Curator, Ann Temkin: During the 1980s, Judd continued to keep the basic box but he began to divide those boxes into units, into smaller sections, that activated all of the space within the box, as well as this space around it.
Poet, John Yau: He's using something almost generic, a box, and yet his boxes are not like anybody else's. There's something really subtle and fairly remarkable about what he does. By walking around the side of this piece, you see the colors differently, cause there'll be shadow inside the box.
He's really asking you, or challenging you, to see how sensitive you can become to what's in front of you. And I think, “I want that challenge!” [laughs] I think it's great. It's good to be reminded, because you know our life is so routine in a way. You kind of stop seeing things, and he's saying, “No, don't stop seeing, don't stop looking, don't stop engaging.”

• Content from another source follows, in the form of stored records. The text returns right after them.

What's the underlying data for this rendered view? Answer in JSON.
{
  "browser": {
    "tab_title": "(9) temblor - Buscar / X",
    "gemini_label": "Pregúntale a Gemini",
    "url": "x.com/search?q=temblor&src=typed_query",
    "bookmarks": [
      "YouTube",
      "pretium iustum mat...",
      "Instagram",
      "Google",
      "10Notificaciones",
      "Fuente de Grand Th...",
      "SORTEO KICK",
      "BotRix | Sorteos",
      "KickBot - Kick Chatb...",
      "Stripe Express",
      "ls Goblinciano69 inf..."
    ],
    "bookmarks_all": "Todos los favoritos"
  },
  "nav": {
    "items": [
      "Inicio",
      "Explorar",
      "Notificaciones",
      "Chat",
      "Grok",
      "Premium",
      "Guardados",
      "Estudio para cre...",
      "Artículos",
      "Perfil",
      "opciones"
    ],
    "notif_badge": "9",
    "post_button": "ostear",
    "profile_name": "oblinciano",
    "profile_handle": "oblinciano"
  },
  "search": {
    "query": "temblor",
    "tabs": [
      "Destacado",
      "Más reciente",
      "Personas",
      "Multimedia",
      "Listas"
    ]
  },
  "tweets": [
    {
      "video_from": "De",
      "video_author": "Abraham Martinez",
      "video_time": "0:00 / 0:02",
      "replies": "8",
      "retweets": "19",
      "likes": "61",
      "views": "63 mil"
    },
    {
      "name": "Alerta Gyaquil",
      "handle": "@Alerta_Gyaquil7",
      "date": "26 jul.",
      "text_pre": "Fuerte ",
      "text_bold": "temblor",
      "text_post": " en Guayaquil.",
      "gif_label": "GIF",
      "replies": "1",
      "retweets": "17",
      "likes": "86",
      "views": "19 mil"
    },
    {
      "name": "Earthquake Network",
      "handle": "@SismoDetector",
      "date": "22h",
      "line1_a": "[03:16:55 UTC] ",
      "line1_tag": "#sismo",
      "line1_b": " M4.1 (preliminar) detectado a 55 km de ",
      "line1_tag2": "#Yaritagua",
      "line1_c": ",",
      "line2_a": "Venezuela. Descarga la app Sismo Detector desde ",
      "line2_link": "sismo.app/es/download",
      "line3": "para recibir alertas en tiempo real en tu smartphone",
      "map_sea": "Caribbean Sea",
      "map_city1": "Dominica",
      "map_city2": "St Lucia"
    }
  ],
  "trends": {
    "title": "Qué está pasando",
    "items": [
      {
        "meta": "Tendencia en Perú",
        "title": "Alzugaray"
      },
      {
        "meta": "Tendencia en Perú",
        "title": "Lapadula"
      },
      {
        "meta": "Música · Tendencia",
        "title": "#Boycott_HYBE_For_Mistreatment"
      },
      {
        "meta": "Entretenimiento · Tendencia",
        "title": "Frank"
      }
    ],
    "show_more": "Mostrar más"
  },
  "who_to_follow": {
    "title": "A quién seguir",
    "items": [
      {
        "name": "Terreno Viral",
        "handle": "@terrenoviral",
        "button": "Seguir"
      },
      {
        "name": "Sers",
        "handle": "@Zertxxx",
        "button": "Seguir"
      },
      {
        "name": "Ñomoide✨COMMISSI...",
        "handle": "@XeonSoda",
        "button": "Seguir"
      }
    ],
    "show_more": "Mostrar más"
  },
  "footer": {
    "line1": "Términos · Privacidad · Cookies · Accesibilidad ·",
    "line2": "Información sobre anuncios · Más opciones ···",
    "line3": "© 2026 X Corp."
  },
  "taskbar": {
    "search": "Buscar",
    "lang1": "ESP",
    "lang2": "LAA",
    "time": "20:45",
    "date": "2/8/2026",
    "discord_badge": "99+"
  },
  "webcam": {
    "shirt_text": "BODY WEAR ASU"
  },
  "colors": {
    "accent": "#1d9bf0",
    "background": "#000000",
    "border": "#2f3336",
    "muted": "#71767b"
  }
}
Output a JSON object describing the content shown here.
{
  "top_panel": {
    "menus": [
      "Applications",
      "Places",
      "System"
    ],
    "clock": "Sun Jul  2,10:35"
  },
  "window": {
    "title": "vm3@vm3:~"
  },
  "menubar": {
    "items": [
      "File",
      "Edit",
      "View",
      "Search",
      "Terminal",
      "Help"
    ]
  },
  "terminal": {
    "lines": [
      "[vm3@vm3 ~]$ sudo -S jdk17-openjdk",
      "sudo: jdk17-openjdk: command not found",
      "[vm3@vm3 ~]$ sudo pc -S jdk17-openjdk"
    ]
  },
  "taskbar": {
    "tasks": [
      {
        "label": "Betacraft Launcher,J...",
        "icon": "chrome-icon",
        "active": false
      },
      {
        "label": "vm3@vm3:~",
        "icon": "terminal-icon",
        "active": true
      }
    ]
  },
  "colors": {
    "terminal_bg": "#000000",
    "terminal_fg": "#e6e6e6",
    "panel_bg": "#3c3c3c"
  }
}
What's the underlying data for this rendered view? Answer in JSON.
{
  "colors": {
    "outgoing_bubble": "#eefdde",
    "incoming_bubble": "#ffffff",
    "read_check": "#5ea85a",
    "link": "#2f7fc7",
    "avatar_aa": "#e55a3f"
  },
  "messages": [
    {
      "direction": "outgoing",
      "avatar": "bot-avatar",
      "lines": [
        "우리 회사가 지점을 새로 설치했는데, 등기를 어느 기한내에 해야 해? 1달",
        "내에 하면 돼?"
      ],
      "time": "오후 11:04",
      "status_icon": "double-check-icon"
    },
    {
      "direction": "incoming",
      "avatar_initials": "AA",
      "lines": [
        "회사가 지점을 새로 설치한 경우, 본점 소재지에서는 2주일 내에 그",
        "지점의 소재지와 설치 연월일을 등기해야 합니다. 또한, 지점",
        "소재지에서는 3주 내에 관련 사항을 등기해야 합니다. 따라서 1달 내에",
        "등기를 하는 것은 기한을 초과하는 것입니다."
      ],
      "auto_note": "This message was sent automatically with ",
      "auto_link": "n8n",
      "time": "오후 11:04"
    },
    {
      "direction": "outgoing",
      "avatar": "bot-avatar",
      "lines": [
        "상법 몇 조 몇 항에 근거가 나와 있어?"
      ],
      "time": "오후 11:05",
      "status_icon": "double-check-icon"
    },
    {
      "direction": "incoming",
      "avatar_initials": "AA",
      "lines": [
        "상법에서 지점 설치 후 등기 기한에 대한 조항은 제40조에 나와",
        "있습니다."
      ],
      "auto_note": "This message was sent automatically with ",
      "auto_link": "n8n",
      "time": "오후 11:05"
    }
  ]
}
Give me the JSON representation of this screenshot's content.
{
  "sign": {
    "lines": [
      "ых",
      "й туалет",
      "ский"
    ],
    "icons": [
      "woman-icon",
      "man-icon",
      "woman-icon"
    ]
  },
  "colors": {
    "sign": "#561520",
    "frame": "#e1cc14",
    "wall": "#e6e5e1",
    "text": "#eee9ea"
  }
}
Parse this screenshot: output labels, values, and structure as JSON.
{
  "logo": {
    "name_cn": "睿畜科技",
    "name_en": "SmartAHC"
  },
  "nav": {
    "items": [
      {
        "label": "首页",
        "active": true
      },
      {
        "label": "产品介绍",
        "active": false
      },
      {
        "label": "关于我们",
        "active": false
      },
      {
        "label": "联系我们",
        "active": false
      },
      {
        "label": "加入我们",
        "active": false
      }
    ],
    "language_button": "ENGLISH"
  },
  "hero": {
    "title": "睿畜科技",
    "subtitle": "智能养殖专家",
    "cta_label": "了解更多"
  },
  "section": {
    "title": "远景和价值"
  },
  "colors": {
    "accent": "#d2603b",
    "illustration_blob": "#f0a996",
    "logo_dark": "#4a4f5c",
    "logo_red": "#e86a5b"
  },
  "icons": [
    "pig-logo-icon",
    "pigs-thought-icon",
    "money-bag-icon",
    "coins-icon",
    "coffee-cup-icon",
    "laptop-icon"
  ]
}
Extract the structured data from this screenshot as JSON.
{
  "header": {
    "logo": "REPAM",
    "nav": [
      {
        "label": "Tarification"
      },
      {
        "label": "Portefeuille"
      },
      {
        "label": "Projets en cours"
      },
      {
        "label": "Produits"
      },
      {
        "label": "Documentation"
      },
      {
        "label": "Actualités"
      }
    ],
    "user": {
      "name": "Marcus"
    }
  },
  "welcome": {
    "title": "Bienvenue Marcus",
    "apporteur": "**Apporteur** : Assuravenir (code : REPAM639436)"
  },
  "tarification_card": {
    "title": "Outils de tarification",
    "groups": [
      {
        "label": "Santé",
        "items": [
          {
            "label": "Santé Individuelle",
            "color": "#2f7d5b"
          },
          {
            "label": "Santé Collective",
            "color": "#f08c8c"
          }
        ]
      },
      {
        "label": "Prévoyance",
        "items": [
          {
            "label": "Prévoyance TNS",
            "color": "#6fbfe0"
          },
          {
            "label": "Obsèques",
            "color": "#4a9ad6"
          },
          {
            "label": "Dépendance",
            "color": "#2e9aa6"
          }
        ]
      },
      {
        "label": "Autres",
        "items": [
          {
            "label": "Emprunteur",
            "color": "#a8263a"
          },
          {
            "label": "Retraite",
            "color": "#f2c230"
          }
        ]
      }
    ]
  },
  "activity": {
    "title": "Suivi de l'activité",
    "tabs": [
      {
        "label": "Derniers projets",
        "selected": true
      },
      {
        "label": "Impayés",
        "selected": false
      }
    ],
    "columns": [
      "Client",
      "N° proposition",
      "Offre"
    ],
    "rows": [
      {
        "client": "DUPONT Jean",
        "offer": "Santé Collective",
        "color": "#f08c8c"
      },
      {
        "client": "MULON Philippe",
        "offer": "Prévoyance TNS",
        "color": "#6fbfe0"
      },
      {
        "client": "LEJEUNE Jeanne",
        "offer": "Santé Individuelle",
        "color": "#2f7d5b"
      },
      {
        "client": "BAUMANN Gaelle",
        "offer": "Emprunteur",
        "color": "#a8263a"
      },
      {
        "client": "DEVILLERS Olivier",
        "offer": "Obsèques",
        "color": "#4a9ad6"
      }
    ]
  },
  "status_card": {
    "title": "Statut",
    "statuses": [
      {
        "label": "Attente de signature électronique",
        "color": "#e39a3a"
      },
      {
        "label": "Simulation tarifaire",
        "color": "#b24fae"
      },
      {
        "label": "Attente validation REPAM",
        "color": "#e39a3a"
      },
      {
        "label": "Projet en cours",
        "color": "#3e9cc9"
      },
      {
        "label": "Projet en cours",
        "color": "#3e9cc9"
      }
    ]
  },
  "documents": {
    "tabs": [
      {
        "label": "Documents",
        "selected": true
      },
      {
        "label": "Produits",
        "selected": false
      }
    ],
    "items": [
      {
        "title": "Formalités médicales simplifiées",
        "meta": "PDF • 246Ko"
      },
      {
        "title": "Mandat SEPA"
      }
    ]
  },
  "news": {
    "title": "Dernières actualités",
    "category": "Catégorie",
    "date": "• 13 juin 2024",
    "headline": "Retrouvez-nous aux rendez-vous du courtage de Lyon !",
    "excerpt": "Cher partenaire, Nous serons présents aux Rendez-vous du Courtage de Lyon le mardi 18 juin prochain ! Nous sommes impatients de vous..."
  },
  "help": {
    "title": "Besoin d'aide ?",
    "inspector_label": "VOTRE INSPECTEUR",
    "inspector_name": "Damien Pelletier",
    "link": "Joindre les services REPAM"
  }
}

Ann Temkin: In today's terms one thinks of mindfulness. And the mindfulness of being in the presence of a thing which has a very thought out, very considered construction and, in a sense, the nobility of that, and the care that went into making that work in that particular way, with this set of angles, not that set of angles. This is something that had great meaning to him in a way that went far beyond the world of art itself, and instead stretched much more into how to be a person in this world.